WHAT IS EXPECTED
Which of the lines below include "desc"? Each one should be copied out.

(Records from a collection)

□ □ □ □

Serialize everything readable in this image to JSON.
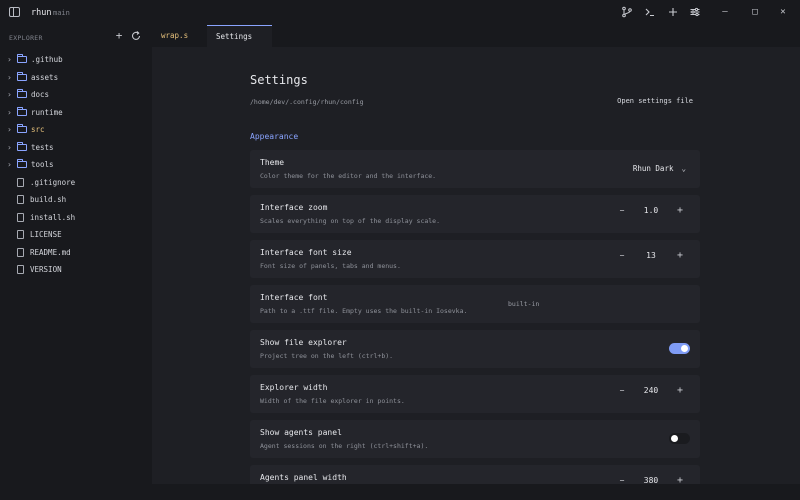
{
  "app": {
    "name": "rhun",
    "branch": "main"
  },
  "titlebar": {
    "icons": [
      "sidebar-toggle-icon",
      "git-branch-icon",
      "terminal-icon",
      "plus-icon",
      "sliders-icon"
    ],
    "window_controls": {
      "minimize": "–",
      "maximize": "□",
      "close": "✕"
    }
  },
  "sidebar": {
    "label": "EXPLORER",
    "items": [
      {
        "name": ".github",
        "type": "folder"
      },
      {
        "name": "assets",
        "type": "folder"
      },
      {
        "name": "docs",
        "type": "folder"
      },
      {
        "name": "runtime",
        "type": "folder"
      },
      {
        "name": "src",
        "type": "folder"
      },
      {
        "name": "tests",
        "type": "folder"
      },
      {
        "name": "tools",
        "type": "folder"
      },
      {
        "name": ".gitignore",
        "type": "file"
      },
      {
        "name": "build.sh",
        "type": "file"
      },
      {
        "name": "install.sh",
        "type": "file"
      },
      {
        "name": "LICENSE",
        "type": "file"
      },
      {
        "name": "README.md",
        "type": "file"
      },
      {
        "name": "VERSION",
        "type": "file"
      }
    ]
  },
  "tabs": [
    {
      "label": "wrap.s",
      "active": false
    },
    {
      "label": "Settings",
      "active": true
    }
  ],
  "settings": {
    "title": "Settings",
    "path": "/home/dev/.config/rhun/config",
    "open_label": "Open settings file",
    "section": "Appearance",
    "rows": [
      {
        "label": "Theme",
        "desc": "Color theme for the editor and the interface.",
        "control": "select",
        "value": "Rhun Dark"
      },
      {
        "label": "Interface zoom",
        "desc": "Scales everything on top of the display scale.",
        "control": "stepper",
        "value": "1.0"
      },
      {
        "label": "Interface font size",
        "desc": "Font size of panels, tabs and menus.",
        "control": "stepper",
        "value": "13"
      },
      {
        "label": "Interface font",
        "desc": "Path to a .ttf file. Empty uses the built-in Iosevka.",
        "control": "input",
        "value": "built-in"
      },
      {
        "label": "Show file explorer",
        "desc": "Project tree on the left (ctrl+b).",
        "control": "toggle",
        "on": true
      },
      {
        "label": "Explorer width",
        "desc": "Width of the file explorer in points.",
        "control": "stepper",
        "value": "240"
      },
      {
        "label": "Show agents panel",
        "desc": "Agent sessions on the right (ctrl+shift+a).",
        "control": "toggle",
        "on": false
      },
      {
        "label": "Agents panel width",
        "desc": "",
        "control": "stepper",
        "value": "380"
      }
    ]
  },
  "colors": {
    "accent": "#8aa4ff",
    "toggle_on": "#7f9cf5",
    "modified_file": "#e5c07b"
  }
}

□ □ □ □

EXERCISE OUTPUT
        "desc": "Color theme for the editor and the interface.",
        "desc": "Scales everything on top of the display scale.",
        "desc": "Font size of panels, tabs and menus.",
        "desc": "Path to a .ttf file. Empty uses the built-in Iosevka.",
        "desc": "Project tree on the left (ctrl+b).",
        "desc": "Width of the file explorer in points.",
        "desc": "Agent sessions on the right (ctrl+shift+a).",
        "desc": "",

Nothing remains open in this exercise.